Reproduce all of the data that follows, character for character.

[DATA EXCERPTS Boundary: Start]

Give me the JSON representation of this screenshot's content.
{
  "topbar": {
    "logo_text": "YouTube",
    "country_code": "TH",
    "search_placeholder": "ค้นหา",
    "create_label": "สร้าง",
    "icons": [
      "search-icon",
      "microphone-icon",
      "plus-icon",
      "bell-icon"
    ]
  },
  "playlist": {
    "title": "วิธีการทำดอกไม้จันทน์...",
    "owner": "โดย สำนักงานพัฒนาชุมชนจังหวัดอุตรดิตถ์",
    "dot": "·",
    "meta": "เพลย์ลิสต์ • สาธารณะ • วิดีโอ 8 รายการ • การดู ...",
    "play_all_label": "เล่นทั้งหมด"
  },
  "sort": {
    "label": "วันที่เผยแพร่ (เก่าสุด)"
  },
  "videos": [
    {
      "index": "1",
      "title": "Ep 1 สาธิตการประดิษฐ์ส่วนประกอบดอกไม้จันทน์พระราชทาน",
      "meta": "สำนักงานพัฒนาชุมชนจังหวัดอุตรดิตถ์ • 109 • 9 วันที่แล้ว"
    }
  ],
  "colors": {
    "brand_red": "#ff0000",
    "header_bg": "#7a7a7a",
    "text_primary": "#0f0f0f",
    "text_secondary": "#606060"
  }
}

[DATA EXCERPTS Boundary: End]

◆ **RESULT OF THIS EXERCISE**
Give me the JSON representation of this screenshot's content.
{
  "topbar": {
    "logo_text": "YouTube",
    "country_code": "TH",
    "search_placeholder": "ค้นหา",
    "create_label": "สร้าง",
    "icons": [
      "search-icon",
      "microphone-icon",
      "plus-icon",
      "bell-icon"
    ]
  },
  "playlist": {
    "title": "วิธีการทำดอกไม้จันทน์...",
    "owner": "โดย สำนักงานพัฒนาชุมชนจังหวัดอุตรดิตถ์",
    "dot": "·",
    "meta": "เพลย์ลิสต์ • สาธารณะ • วิดีโอ 8 รายการ • การดู ...",
    "play_all_label": "เล่นทั้งหมด"
  },
  "sort": {
    "label": "วันที่เผยแพร่ (เก่าสุด)"
  },
  "videos": [
    {
      "index": "1",
      "title": "Ep 1 สาธิตการประดิษฐ์ส่วนประกอบดอกไม้จันทน์พระราชทาน",
      "meta": "สำนักงานพัฒนาชุมชนจังหวัดอุตรดิตถ์ • 109 • 9 วันที่แล้ว"
    }
  ],
  "colors": {
    "brand_red": "#ff0000",
    "header_bg": "#7a7a7a",
    "text_primary": "#0f0f0f",
    "text_secondary": "#606060"
  }
}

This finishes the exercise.